## WORK TO COMPLETE
Pull out each line of the records holding the string "JSON".

────

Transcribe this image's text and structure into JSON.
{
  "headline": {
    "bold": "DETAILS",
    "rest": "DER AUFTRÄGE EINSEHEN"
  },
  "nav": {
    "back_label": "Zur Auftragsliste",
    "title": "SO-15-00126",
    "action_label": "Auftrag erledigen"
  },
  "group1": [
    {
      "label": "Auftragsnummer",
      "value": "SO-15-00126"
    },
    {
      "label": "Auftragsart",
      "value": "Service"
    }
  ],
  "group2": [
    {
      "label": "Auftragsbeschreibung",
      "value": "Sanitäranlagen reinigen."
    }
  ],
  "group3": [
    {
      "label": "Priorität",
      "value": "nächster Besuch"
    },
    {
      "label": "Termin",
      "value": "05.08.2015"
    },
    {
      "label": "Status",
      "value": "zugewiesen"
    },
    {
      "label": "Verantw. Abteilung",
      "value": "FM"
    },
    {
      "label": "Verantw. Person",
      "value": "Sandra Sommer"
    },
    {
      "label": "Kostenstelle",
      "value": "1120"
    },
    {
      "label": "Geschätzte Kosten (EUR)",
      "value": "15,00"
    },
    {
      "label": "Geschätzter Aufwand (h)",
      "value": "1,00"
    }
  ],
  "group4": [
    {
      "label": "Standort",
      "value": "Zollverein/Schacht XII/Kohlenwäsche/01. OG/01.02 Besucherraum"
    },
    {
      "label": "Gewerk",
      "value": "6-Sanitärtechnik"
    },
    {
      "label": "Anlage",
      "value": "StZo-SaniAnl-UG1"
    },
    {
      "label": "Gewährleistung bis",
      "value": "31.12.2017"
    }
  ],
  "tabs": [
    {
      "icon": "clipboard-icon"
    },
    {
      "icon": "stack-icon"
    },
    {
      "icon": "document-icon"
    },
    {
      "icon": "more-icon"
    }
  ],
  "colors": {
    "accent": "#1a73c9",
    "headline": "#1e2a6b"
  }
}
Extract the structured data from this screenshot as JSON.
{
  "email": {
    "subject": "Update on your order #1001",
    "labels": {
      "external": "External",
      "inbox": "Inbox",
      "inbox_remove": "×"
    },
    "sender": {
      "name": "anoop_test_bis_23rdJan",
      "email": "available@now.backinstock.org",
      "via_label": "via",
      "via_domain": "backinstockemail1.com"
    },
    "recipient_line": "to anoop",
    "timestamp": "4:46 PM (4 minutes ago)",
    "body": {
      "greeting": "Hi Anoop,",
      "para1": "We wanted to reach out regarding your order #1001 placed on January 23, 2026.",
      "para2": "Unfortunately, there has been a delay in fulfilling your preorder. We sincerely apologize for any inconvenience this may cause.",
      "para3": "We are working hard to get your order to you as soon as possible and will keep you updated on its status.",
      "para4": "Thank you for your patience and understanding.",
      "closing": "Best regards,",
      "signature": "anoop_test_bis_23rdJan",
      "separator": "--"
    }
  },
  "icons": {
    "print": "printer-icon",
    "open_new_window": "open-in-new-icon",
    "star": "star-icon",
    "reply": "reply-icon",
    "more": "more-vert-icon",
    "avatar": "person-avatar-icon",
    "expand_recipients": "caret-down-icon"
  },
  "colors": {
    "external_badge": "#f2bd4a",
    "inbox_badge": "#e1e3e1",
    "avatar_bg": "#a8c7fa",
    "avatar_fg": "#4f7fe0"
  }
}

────

## RESPONSE
Transcribe this image's text and structure into JSON.
Extract the structured data from this screenshot as JSON.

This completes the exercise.